August 27, 2021
How important is a compensation structure to attracting and retaining the best teachers?
A new study showed that school districts that adopted a flexible pay scheme were able to attract and retain better teaching talent than those that did not, providing insight into what motivates teachers and highlighting inefficiencies produced by union-negotiated pay structures.
Teachers often refer to their profession as “a calling” to which they are drawn by ideals and a conviction to prepare young people for the world.
But that doesn’t mean that money isn’t important to them.

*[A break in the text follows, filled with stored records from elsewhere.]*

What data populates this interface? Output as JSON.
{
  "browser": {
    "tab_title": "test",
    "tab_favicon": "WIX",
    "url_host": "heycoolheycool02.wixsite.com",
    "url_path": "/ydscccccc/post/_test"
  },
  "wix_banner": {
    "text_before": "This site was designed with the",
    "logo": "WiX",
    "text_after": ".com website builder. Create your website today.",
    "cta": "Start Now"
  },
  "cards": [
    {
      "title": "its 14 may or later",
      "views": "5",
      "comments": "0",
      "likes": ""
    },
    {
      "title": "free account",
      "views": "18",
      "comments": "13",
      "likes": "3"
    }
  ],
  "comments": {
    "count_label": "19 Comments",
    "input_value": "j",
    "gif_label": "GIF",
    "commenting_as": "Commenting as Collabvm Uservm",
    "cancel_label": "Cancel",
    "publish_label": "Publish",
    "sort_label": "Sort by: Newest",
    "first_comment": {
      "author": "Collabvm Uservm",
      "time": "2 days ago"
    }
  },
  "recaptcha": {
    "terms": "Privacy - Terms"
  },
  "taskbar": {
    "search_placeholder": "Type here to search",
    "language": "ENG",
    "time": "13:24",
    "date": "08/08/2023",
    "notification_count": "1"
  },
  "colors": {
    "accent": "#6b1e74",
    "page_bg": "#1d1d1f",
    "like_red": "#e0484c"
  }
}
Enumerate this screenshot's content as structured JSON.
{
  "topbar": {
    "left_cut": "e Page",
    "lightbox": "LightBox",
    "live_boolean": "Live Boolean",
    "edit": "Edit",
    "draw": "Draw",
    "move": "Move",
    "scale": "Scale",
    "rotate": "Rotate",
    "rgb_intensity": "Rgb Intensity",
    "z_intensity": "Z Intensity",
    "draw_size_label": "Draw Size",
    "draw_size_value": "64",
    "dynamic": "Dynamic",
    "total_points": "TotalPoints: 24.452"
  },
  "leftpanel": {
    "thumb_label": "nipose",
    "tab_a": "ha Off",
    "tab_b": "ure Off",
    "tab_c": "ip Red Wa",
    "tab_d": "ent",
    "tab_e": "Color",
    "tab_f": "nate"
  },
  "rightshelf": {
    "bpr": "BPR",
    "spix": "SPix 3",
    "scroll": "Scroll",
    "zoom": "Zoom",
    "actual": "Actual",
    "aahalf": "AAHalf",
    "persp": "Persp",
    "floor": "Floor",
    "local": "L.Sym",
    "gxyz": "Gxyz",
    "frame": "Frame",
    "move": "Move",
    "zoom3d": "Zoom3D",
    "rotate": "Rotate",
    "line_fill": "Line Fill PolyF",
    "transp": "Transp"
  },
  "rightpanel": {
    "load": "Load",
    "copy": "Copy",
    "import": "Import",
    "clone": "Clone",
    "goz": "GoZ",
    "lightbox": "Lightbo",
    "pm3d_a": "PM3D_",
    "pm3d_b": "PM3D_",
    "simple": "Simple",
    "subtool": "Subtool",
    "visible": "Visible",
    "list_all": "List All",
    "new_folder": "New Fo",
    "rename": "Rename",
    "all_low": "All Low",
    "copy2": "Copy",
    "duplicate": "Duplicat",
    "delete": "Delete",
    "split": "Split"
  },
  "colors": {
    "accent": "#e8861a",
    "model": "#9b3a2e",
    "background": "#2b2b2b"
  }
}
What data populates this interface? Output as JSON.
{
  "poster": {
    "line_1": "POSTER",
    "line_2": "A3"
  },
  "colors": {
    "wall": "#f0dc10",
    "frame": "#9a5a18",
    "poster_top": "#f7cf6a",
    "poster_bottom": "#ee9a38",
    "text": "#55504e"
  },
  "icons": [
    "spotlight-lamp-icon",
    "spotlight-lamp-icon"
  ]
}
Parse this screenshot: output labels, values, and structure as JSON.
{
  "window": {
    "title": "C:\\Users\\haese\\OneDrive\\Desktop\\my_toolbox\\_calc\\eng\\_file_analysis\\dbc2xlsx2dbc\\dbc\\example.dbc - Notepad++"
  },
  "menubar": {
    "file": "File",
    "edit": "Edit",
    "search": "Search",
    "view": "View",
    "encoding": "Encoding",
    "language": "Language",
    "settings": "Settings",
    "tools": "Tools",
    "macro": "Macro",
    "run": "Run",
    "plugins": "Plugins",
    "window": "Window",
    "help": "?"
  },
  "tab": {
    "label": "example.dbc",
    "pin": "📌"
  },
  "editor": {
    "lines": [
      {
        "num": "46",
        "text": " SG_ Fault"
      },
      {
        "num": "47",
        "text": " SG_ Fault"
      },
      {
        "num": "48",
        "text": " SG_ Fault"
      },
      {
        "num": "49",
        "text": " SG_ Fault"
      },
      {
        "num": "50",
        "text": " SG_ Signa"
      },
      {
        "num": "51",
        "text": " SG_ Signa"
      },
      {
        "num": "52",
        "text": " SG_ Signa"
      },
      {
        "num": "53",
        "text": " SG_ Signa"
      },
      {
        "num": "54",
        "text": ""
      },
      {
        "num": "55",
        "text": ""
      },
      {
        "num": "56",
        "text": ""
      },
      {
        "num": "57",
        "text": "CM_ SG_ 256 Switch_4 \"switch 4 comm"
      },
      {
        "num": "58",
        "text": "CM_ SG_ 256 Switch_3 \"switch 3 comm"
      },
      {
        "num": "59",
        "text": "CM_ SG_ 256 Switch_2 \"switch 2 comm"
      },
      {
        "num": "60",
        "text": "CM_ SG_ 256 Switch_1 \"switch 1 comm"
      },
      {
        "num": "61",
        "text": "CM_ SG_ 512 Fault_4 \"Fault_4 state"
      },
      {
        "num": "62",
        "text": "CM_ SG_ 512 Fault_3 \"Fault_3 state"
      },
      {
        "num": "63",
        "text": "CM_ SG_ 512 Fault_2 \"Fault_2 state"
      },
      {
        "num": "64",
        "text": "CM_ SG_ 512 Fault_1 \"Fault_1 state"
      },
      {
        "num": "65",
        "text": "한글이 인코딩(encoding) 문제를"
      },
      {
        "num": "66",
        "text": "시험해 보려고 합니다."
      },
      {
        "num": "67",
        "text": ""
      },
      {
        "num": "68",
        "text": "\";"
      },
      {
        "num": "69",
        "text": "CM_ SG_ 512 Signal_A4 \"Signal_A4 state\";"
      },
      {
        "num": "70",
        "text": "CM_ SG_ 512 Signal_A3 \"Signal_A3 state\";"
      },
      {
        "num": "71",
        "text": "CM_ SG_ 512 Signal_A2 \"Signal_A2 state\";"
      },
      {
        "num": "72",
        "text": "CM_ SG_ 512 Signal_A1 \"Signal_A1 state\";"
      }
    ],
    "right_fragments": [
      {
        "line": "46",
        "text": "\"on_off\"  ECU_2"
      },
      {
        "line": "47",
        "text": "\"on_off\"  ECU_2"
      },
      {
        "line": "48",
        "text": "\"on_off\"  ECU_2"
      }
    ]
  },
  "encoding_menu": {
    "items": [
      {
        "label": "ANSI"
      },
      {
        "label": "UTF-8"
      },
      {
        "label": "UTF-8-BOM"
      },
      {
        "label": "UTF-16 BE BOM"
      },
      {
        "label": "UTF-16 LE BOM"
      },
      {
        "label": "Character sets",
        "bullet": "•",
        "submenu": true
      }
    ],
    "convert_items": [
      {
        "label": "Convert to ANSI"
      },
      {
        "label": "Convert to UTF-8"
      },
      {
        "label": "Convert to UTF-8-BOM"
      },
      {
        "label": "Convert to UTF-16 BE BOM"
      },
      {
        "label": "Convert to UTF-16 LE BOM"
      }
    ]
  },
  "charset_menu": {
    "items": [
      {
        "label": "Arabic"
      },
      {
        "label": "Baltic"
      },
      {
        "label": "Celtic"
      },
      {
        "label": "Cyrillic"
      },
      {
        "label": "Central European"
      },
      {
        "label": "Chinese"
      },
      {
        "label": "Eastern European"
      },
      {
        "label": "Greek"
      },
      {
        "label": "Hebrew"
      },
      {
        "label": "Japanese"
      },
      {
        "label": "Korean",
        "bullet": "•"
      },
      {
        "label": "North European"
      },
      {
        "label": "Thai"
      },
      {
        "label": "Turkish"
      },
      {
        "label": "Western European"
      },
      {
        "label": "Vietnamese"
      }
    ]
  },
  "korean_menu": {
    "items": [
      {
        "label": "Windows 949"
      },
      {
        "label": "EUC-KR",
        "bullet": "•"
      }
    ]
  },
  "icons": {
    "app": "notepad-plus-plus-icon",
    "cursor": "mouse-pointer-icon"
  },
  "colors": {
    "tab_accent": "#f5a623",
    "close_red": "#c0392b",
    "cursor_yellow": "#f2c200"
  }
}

In a paper in the American Economic Journal: Economic Policy, author Barbara Biasi examines the introduction of a flexible pay scheme for Wisconsin public school teachers, in which teachers are compensated according to performance rather than by seniority and education alone. The findings show that districts adopting the new pay scheme were able to attract and retain better talent than those that did not, providing insight into what motivates teachers and highlighting inefficiencies produced by union-negotiated pay structures.
“The results from this natural experiment seem to suggest that teachers care about pay,” Biasi told the AEA in an interview. “There is a way to design pay that can help us attract and retain the best teachers in a way that helps the students.”
In June 2011, the Wisconsin state legislature passed Act 10, a bill that discontinued collective bargaining requirements for teachers’ salary schedules. Under the collective bargaining agreement, each district was forced to negotiate salary increases with the local teachers’ union, and pay was based on seniority and education. Act 10 gave districts full autonomy to determine compensation without union consent and allowed them to negotiate salaries with individual teachers.
There is a way to design pay that can help us attract and retain the best teachers in a way that helps the students.
Using data collected from employee handbooks, Biasi found that roughly half of Wisconsin’s districts moved to a flexible pay (FP) scheme while the others kept the traditional seniority pay (SP) increases. Biasi then compared how teachers and schools responded in FP and SP districts.
The first thing she discovered was that schools in flexible districts did, in fact, reward the best teachers with higher pay. Teachers who had higher performance measures based on their students’ standardized test scores received larger bumps in compensation compared to their lower performing peers, even taking into account differences in education and experience.
Biasi said that school administrators were good at identifying talent.
“While we as researchers have access to individual-level data and the models to estimate teacher value added, this is not something that's being done at the moment by schools in Wisconsin,” she said. “What's happening in reality is they're going for teachers with certain types of characteristics or qualities.”
Additionally, the districts that switched most drastically to flexible pay were the ones that attracted the higher performing teachers. Meanwhile, many lower quality teachers moved to schools that stuck with the seniority pay system or left teaching altogether.
“There was a huge spike in retirement right after Act 10, partly driven by the fact that people were a little bit unhappy with this reform,” Biasi said. “If you take a look at who leaves, you see that slightly less good teachers end up disproportionately leaving from districts that introduce this more flexible pay.”
There are important nuances to these findings. In subsequent papers, Biasi reported that the FP system introduced after Act 10 led to an increase in inequality. One paper showed that the pay gap widened between female and male teachers, even though teaching is an overwhelmingly female-dominated profession. No such gap existed when teachers were paid according to a schedule and were not responsible for negotiating their own salaries.
Another paper found that attracting better teachers resulted in an overall increase in disparities between more and less disadvantaged students.
“I think this calls for some caution in the use of flexible pay just being left to work as it is without any corrections,” Biasi said.
Rather than take these findings as a wholesale repudiation of school unions, Biasi said her research should be used to design a better system that incorporates pay incentives with other tools for attracting the best teaching talent.
“The Labor Market for Teachers under Different Pay Schemes” appears in the August 2021 issue of the American Economic Journal: Economic Policy.